There are thousands of “un-medicines” to choose from. However, what may be the most important thing for us to keep in mind is that they are not all equally beneficial. Purity levels, molecular weights and other heady details can and do vary from product to product and remember, most are not regulated by any outside agency. So, the onus is on us, the consumer, to educate and protect ourselves. As a way to make things a little easier for you, Animal Family has compiled a short list of some of our favorite un-medicines.
L-Lysine: L-Lysine is an essential amino acid. That means animals need it but cannot manufacture it on their own. It is sold as a vitamin or supplement. Good natural sources are foods that are rich in protein. We use lysine in animals for its antiviral properties, especially for the treatment of feline herpes infections in cats. It works by blocking replication of the virus. One more added benefit of lysine is its ability to aid the body in absorption of calcium.
Denamarin: Denamarin contains two main ingredients, S-Adenosylmethioine (SAME), a very big word which describes a molecule that is synthesized by cells throughout the body. It’s important because it is an essential part of 3 major biochemical pathways needed for the health of liver cells. Silybin, the other component in Denamarin comes from Milk Thistle which is also known to have beneficial effects on liver function. We use Denamarin in animals with liver disease because of these properties.
Cosequin/Dasuquin: We use these products a lot and research backs up how helpful they are to pets with arthritis and joint damage. The key ingredients are: 1) chondroitin sulfate, a nutrient needed to keep cartilage cells healthy 2) glucosamine hydrochloride, which blocks enzymes that break down cartilage 3) manganese ascorbate which helps optimize production of cartilage components and in some products 4) ASU a substance derived from avocados and soybeans that has been shown to inhibit agents involved in the breakdown of cartilage.
Beware! There are hundreds of different brands and variations of joint products on the market but they are not all equally effective.

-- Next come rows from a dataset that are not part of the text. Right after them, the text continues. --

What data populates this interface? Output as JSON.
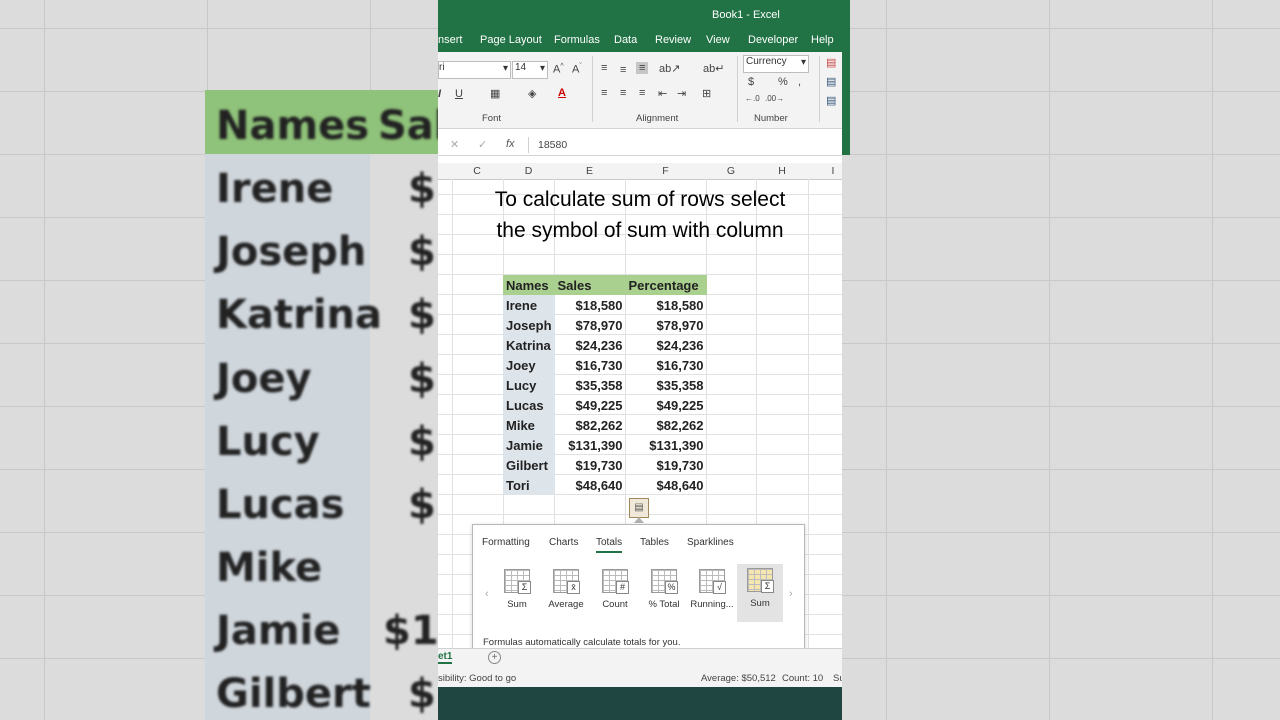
{
  "background": {
    "left_words": [
      "Names",
      "Irene",
      "Joseph",
      "Katrina",
      "Joey",
      "Lucy",
      "Lucas",
      "Mike",
      "Jamie",
      "Gilbert"
    ],
    "left_sales": [
      "Sal",
      "$",
      "$",
      "$",
      "$",
      "$",
      "$",
      "$",
      "$1",
      "$"
    ]
  },
  "title": "Book1  -  Excel",
  "ribbon_tabs": [
    "nsert",
    "Page Layout",
    "Formulas",
    "Data",
    "Review",
    "View",
    "Developer",
    "Help"
  ],
  "ribbon": {
    "font_name": "ri",
    "font_size": "14",
    "number_format": "Currency",
    "group_font": "Font",
    "group_alignment": "Alignment",
    "group_number": "Number"
  },
  "formula_bar": {
    "value": "18580",
    "cancel_glyph": "✕",
    "enter_glyph": "✓",
    "fx_glyph": "fx"
  },
  "columns": [
    "C",
    "D",
    "E",
    "F",
    "G",
    "H",
    "I"
  ],
  "caption_line1": "To calculate sum of rows select",
  "caption_line2": "the symbol of sum with column",
  "table": {
    "headers": [
      "Names",
      "Sales",
      "Percentage"
    ],
    "rows": [
      [
        "Irene",
        "$18,580",
        "$18,580"
      ],
      [
        "Joseph",
        "$78,970",
        "$78,970"
      ],
      [
        "Katrina",
        "$24,236",
        "$24,236"
      ],
      [
        "Joey",
        "$16,730",
        "$16,730"
      ],
      [
        "Lucy",
        "$35,358",
        "$35,358"
      ],
      [
        "Lucas",
        "$49,225",
        "$49,225"
      ],
      [
        "Mike",
        "$82,262",
        "$82,262"
      ],
      [
        "Jamie",
        "$131,390",
        "$131,390"
      ],
      [
        "Gilbert",
        "$19,730",
        "$19,730"
      ],
      [
        "Tori",
        "$48,640",
        "$48,640"
      ]
    ]
  },
  "quick_analysis": {
    "tabs": [
      "Formatting",
      "Charts",
      "Totals",
      "Tables",
      "Sparklines"
    ],
    "active_tab": "Totals",
    "items": [
      {
        "label": "Sum",
        "glyph": "Σ"
      },
      {
        "label": "Average",
        "glyph": "x̄"
      },
      {
        "label": "Count",
        "glyph": "#"
      },
      {
        "label": "% Total",
        "glyph": "%"
      },
      {
        "label": "Running...",
        "glyph": "√"
      },
      {
        "label": "Sum",
        "glyph": "Σ"
      }
    ],
    "footer": "Formulas automatically calculate totals for you."
  },
  "sheet_tab": "et1",
  "status": {
    "accessibility": "sibility: Good to go",
    "average": "Average: $50,512",
    "count": "Count: 10",
    "trailing": "Su"
  },
  "colors": {
    "excel_green": "#217346",
    "header_fill": "#a9d08e",
    "names_fill": "#dde4ea"
  }
}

Go with the products that have been researched and shown to work.
Melatonin: Melatonin is a hormone which helps regulate sleep. It also acts on other hormones in the body. Melatonin has several different uses in animals. In dogs, it is used to treat alopecia or baldness and as an adjunct to other therapies in Cushing’s disease (Hyperadrenocorticism). Because it has a sedative effect it is also used as a behavioral aid in anxious dogs. In ferrets, melatonin is used to treat symptoms of adrenal tumors. Affected ferrets lose weight and hair coat. Melatonin helps to reverse some of these effects and improve quality of life.

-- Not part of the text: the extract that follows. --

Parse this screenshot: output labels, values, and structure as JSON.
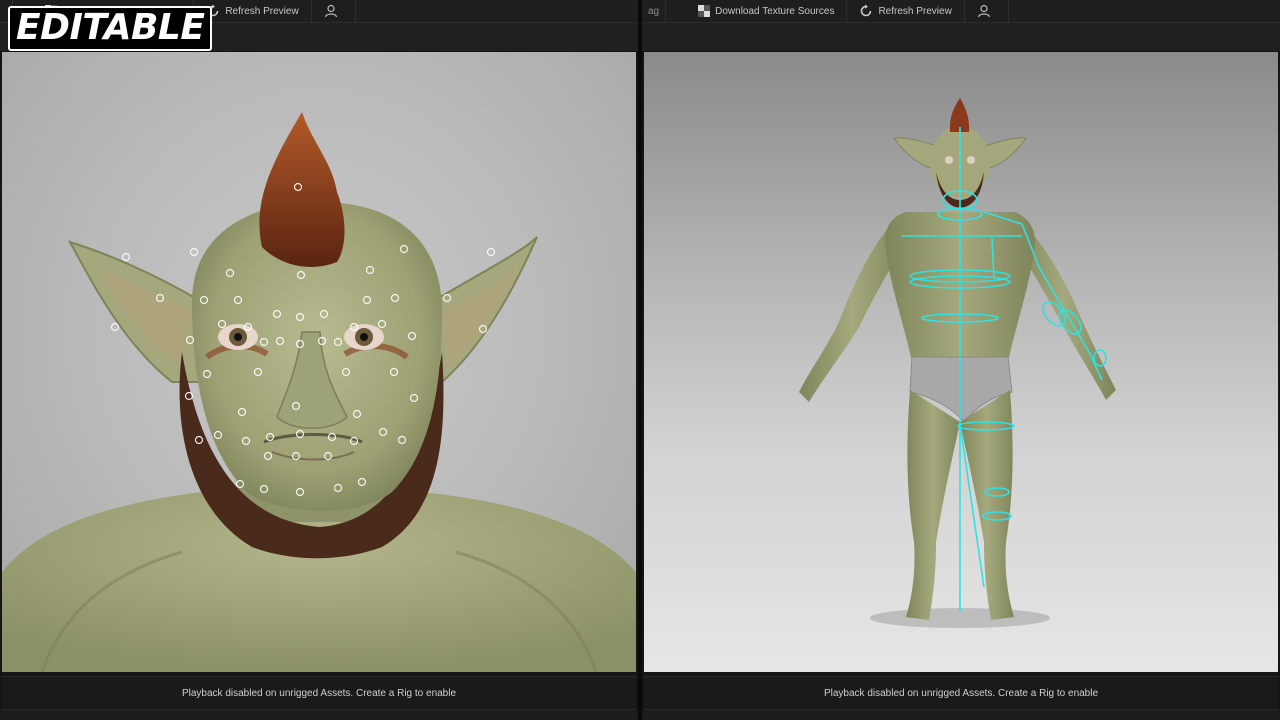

Probiotics: Probiotics come from foods such as yogurt that are made with fermented bacteria. These bacteria are considered “good guys” and have long been used to treat diarrhea in both humans and animals. Probiotics optimize healthy bacteria in the gut, act as a source of digestive enzymes and stimulate the immune system.
Omega Fatty Acids: Like lysine, omega fatty acids are necessary for optimal health but cannot be manufactured by the body. Natural sources are fish, algae and some plant and nut oils. They are important because they have been found to reduce inflammation and lower the risk of heart disease, cancer and arthritis. Fatty acids may also aid in preserving cognitive function and are beneficial to animals with dry, itchy skin.
Sunshine: Sunshine helps mammals, reptiles and birds synthesize vitamin D which is essential to health. Many reptile owners assume that basking is used mainly to regulate body temperature but it is, in fact, extremely important to maintaining a proper level of vitamin D. Most important, insufficient Vitamin D can slow growth, decrease reproductive success and even cause death. Birds need sunshine for the same reasons as reptiles but in birds sunshine has the added benefit of promoting a healthy plumage as well.